Voice is a naturally social medium, and one through which we share our thoughts and feelings. A Hypervoice conversation is about using the amplification power of computers to share those conversations more widely over time and space. That not only means that snippets of recorded audio can be shared, but also that whole Hypervoice conversations can be shared. We should be able to syndicate any subset of the data for others to subscribe to (e.g. conversations about a particular customer account or trouble ticket).
4) Workflow integration
Hypervoice is a purposeful medium: it is about getting work done by turning intent into action. A Hypervoice conversation ought to have an inbound intent (why are we talking?) and an outbound action (what next?). The inbound intent could be as simple as a subject line, or could be an agenda, or even a rich media object like a project plan being reviewed. The outbound action could also take many forms: tagged audio, unstructured to-do items, or structured decisions such as loan approvals or declines. The key is that the outcome must improve productivity in a meaningful and significant way by, for example, eliminating rework or redundant meetings. A Hypervoice-enhanced meeting must be superior to a face-to-face meeting in a tangible, quantitative way.
Not all conversations are searchable today in the original voice, since transcriptions are not universally available or perfect. Furthermore, work is done in many languages, and these may not be readily machine-translatable. Hypervoice therefore encompasses other technologies that allow for the mark-up of recorded audio. Social gestures, such as tagging and liking, attach active meaning to the recorded audio. Passive tagging can happen via slide-sharing, note-taking and other natural, automatic meeting behaviors.
Hypervoice is language-agnostic, and always brings you back to the original voice content (where available), and not simply a text transcription. The key is to have both media and metadata available. If only the recorded media is available, it would be voice, not Hypervoice.
Community Feedback Welcome
At this early stage, we are very aware of the potential for shifting these boundaries, and changing what is ‘necessary’ and ‘sufficient’ for the definition of the Hypervoice model.
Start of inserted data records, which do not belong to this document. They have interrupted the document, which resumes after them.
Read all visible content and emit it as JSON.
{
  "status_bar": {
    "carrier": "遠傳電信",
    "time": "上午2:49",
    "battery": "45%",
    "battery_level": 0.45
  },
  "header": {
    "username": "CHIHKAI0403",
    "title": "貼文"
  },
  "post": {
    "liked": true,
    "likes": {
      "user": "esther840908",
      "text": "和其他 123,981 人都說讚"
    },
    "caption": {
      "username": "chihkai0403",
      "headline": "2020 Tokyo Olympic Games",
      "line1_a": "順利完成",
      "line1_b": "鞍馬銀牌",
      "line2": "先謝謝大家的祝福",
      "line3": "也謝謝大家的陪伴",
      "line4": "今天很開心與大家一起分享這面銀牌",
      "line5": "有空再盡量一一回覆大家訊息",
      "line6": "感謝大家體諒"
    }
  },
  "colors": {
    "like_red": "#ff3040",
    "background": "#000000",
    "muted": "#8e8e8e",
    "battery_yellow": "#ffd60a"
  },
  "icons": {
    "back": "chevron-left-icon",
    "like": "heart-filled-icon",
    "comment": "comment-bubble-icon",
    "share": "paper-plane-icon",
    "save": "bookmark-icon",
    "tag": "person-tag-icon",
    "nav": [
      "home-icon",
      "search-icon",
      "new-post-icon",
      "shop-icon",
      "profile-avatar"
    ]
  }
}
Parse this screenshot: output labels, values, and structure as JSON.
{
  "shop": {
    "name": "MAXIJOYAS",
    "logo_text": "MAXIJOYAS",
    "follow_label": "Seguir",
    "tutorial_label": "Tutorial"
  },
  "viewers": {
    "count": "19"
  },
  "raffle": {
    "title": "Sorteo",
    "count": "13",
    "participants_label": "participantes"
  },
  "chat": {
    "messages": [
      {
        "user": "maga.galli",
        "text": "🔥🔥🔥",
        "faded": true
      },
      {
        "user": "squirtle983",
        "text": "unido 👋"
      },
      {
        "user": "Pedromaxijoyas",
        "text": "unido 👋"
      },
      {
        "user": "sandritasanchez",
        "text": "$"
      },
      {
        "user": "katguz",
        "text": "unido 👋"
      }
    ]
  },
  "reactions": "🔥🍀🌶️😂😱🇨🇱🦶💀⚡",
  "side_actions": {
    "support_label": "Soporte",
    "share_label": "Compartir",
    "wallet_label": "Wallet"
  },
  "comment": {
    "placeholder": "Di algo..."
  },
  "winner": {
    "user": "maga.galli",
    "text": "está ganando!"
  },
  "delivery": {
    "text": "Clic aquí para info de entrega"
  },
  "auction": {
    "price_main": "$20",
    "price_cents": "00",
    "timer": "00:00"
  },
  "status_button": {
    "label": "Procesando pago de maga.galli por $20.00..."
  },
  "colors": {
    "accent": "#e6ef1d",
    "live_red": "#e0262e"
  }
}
This is most certainly a “first draft” and I would be very glad to receive your feedback in the Comments section.